The Way is in the Wad

by Michael Janssen

When the crucial moment comes and you're at the conclusion of a productive, deeply moving period of time on the toilet, you reach for the toilet paper and... well, I think you know what comes next. But exactly how do you prepare the oh-so-crucial toilet paper?

Perhaps you've never really given in any thought. If you can't remember, I fully understand if you need to scamper off to the loo and have a little test run.

Just please don't use this magazine as toilet paper. Mark tried it once with the master copy and we had to rewrite the entire damn thing.

Okay, you're back, a couple pounds lighter and a little bit wiser.
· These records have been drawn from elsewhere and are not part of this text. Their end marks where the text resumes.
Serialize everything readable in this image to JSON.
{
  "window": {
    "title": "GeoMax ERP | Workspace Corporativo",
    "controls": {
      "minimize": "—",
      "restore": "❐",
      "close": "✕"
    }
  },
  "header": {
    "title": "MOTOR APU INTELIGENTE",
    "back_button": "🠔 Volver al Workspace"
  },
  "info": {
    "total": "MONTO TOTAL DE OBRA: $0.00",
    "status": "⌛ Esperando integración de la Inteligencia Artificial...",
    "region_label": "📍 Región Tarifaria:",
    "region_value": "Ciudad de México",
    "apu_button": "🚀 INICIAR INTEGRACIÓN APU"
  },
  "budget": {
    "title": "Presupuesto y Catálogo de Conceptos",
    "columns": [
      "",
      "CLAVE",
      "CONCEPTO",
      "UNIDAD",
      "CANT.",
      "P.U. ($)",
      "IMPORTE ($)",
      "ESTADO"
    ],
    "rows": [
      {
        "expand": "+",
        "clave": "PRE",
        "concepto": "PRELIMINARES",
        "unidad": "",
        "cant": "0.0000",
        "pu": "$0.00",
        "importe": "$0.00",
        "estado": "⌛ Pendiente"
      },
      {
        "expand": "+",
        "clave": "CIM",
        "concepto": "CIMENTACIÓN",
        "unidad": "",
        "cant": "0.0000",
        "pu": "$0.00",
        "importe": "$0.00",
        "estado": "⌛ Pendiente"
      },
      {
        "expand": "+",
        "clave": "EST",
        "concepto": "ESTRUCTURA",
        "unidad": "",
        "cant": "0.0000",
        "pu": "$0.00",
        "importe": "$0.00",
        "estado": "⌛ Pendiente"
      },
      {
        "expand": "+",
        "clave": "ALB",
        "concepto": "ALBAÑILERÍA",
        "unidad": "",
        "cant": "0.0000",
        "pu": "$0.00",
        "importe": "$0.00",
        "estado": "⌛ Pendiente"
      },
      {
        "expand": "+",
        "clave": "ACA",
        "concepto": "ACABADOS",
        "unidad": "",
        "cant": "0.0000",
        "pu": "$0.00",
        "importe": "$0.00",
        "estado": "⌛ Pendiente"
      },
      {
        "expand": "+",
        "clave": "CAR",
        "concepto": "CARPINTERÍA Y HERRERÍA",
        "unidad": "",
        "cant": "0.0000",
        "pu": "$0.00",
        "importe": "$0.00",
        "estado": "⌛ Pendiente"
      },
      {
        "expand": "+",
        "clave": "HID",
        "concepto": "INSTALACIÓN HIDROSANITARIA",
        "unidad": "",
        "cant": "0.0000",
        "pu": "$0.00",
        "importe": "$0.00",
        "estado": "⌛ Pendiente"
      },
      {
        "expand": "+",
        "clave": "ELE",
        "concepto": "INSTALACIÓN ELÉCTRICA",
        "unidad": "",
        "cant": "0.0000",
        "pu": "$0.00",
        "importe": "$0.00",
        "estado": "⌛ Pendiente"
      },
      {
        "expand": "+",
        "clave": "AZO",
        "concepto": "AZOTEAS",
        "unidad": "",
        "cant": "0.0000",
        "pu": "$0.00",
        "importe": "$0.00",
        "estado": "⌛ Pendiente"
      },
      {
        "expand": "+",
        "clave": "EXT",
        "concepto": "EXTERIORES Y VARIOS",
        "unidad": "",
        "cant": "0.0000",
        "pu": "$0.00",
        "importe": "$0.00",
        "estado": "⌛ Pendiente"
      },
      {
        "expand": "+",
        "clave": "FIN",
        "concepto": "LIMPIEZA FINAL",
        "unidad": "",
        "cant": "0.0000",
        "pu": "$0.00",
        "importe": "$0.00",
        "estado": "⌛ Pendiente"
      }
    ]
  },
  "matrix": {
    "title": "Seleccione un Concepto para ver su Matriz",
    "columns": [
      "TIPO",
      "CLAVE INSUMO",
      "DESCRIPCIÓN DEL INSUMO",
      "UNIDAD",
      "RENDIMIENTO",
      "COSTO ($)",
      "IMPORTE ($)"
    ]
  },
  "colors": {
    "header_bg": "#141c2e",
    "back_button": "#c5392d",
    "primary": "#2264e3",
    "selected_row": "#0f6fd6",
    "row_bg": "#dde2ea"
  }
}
Perhaps you folded, and perhaps you wadded. For the sake of humanity, I sincerely hope it was the latter.

In this rapidly advancing world, true artistic spontaneity is in dire straits. The folding of toilet paper is simply a subconscious perpetuation of these anal-retentive (pardon the pun) attacks on creativity and improvisation.

When you wad, you're putting a little bit of yourself into every crumple and crimp of that toilet paper. Wadding expresses you particular emotions at the time of the crumpling.

Trained psychologists can actually examine crumpled wads of toilet paper and make huge diagnostic (and digestive) leaps in reasoning.

If you're feeling mad at the world, let loose with a bellowing "Take this, world! I crumple thee and I apply thee to my posterior!" as you wad. You'll feel a lot better. (A tip: don't try this in public bathrooms.)

Folding, on the other hand, is completely rigid and non- expressive. Every single time, the paper looks the same. No personality is put into the act. It's cold and calculating and leads only to conformity and problems with self-expression.

Studies show that folders have more problems with family members and relationships; they tend to have worse dandruff; they don't get booty; they smell bad; and when no one's looking they like to watch old episodes of "Misfits of Science" while drinking out of the toilet. (I'd be more specific about these studies but when I woke up from my dream they disappeared.)

Probably the silliest thing about folding is that it takes so much time to prepare paper which is going to end up where all the wadded paper goes: in the sewer. Why even bother?

And I don't know about you, but I think folding puts your hand WAY to close to the area of action. One ripped piece of toilet paper and you're in deep... well, you know.

So the next time you're studying the tiles on the bathroom floor with the toilet paper in hand, make the right choice for yourself and for society and wad, wad, wad.